Without the pictures, print each of the records below exactly as it appears.
INFORMATION SHOWN START
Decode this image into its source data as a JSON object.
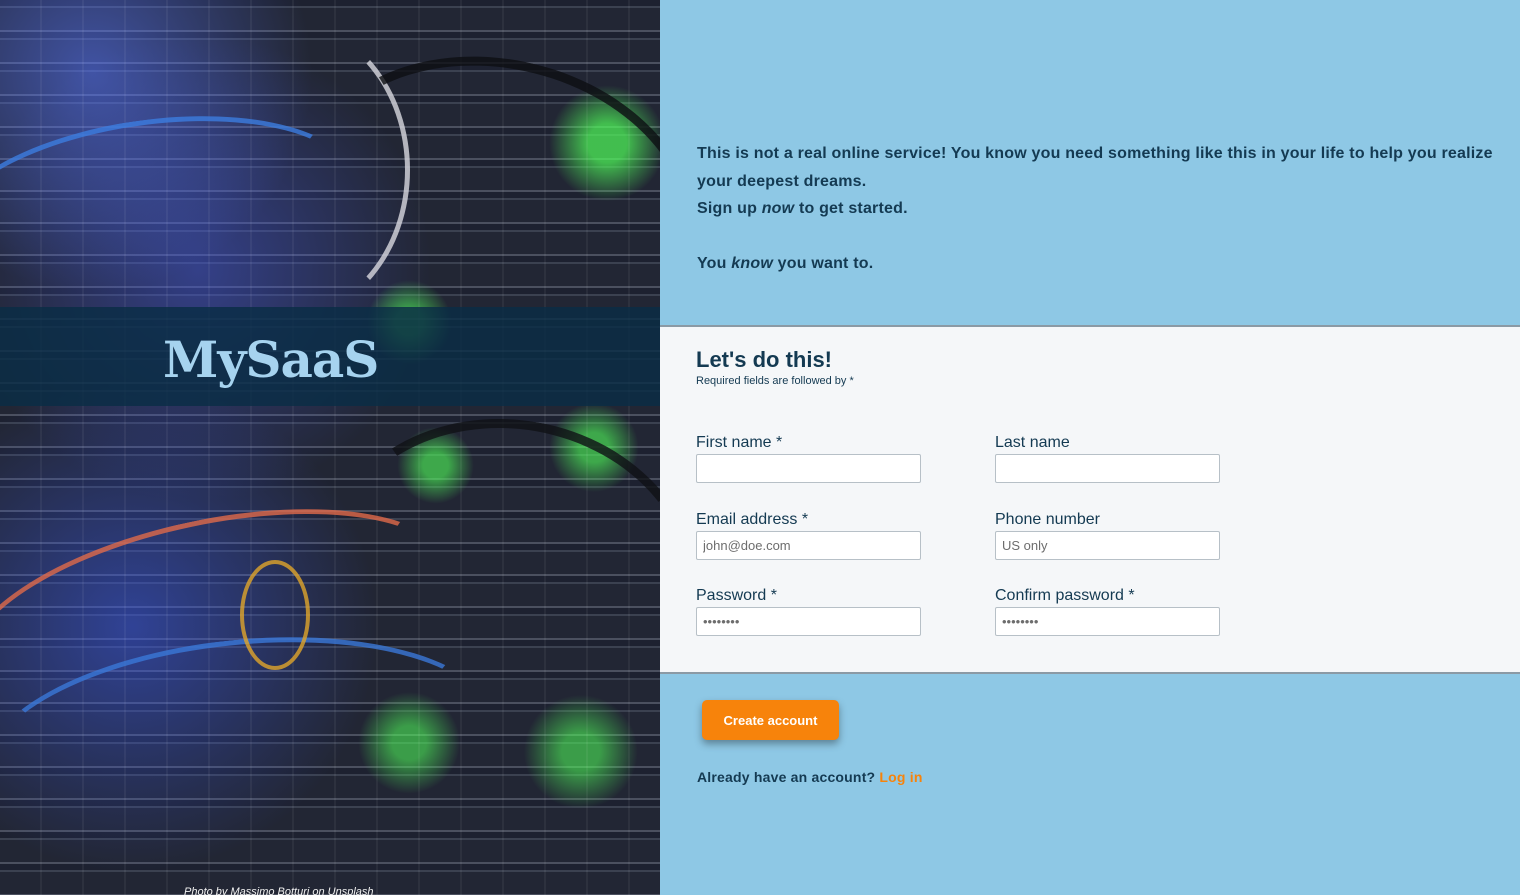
{
  "hero": {
    "brand": "MySaaS",
    "photo_credit": "Photo by Massimo Botturi on Unsplash"
  },
  "intro": {
    "line1": "This is not a real online service! You know you need something like this in your life to help you realize your deepest dreams.",
    "line2_pre": "Sign up ",
    "line2_em": "now",
    "line2_post": " to get started.",
    "line3_pre": "You ",
    "line3_em": "know",
    "line3_post": " you want to."
  },
  "form": {
    "title": "Let's do this!",
    "subtitle": "Required fields are followed by *",
    "fields": {
      "first_name": {
        "label": "First name *",
        "value": "",
        "placeholder": ""
      },
      "last_name": {
        "label": "Last name",
        "value": "",
        "placeholder": ""
      },
      "email": {
        "label": "Email address *",
        "value": "",
        "placeholder": "john@doe.com"
      },
      "phone": {
        "label": "Phone number",
        "value": "",
        "placeholder": "US only"
      },
      "password": {
        "label": "Password *",
        "value": "",
        "placeholder": "••••••••"
      },
      "confirm_password": {
        "label": "Confirm password *",
        "value": "",
        "placeholder": "••••••••"
      }
    }
  },
  "actions": {
    "create_account": "Create account",
    "login_prompt": "Already have an account?",
    "login_link": "Log in"
  },
  "colors": {
    "background": "#8ec8e5",
    "accent": "#f7830b",
    "text": "#143a52",
    "card": "#f5f7f9"
  }
}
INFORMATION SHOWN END
■ ANSWER SPACE
Decode this image into its source data as a JSON object.
{
  "hero": {
    "brand": "MySaaS",
    "photo_credit": "Photo by Massimo Botturi on Unsplash"
  },
  "intro": {
    "line1": "This is not a real online service! You know you need something like this in your life to help you realize your deepest dreams.",
    "line2_pre": "Sign up ",
    "line2_em": "now",
    "line2_post": " to get started.",
    "line3_pre": "You ",
    "line3_em": "know",
    "line3_post": " you want to."
  },
  "form": {
    "title": "Let's do this!",
    "subtitle": "Required fields are followed by *",
    "fields": {
      "first_name": {
        "label": "First name *",
        "value": "",
        "placeholder": ""
      },
      "last_name": {
        "label": "Last name",
        "value": "",
        "placeholder": ""
      },
      "email": {
        "label": "Email address *",
        "value": "",
        "placeholder": "john@doe.com"
      },
      "phone": {
        "label": "Phone number",
        "value": "",
        "placeholder": "US only"
      },
      "password": {
        "label": "Password *",
        "value": "",
        "placeholder": "••••••••"
      },
      "confirm_password": {
        "label": "Confirm password *",
        "value": "",
        "placeholder": "••••••••"
      }
    }
  },
  "actions": {
    "create_account": "Create account",
    "login_prompt": "Already have an account?",
    "login_link": "Log in"
  },
  "colors": {
    "background": "#8ec8e5",
    "accent": "#f7830b",
    "text": "#143a52",
    "card": "#f5f7f9"
  }
}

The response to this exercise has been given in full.